[Items from an interface collection]
┌────────

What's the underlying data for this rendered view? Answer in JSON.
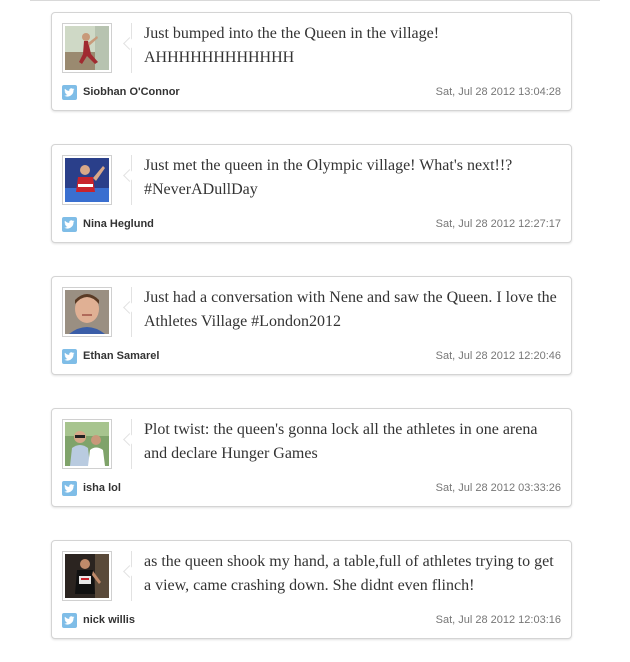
{
  "tweets": [
    {
      "text": "Just bumped into the the Queen in the village! AHHHHHHHHHHHH",
      "author": "Siobhan O'Connor",
      "timestamp": "Sat, Jul 28 2012 13:04:28"
    },
    {
      "text": "Just met the queen in the Olympic village! What's next!!? #NeverADullDay",
      "author": "Nina Heglund",
      "timestamp": "Sat, Jul 28 2012 12:27:17"
    },
    {
      "text": "Just had a conversation with Nene and saw the Queen. I love the Athletes Village #London2012",
      "author": "Ethan Samarel",
      "timestamp": "Sat, Jul 28 2012 12:20:46"
    },
    {
      "text": "Plot twist: the queen's gonna lock all the athletes in one arena and declare Hunger Games",
      "author": "isha lol",
      "timestamp": "Sat, Jul 28 2012 03:33:26"
    },
    {
      "text": "as the queen shook my hand, a table,full of athletes trying to get a view, came crashing down. She didnt even flinch!",
      "author": "nick willis",
      "timestamp": "Sat, Jul 28 2012 12:03:16"
    }
  ]
}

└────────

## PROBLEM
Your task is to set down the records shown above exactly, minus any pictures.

## RESULT BELOW
What's the underlying data for this rendered view? Answer in JSON.
{
  "tweets": [
    {
      "text": "Just bumped into the the Queen in the village! AHHHHHHHHHHHH",
      "author": "Siobhan O'Connor",
      "timestamp": "Sat, Jul 28 2012 13:04:28"
    },
    {
      "text": "Just met the queen in the Olympic village! What's next!!? #NeverADullDay",
      "author": "Nina Heglund",
      "timestamp": "Sat, Jul 28 2012 12:27:17"
    },
    {
      "text": "Just had a conversation with Nene and saw the Queen. I love the Athletes Village #London2012",
      "author": "Ethan Samarel",
      "timestamp": "Sat, Jul 28 2012 12:20:46"
    },
    {
      "text": "Plot twist: the queen's gonna lock all the athletes in one arena and declare Hunger Games",
      "author": "isha lol",
      "timestamp": "Sat, Jul 28 2012 03:33:26"
    },
    {
      "text": "as the queen shook my hand, a table,full of athletes trying to get a view, came crashing down. She didnt even flinch!",
      "author": "nick willis",
      "timestamp": "Sat, Jul 28 2012 12:03:16"
    }
  ]
}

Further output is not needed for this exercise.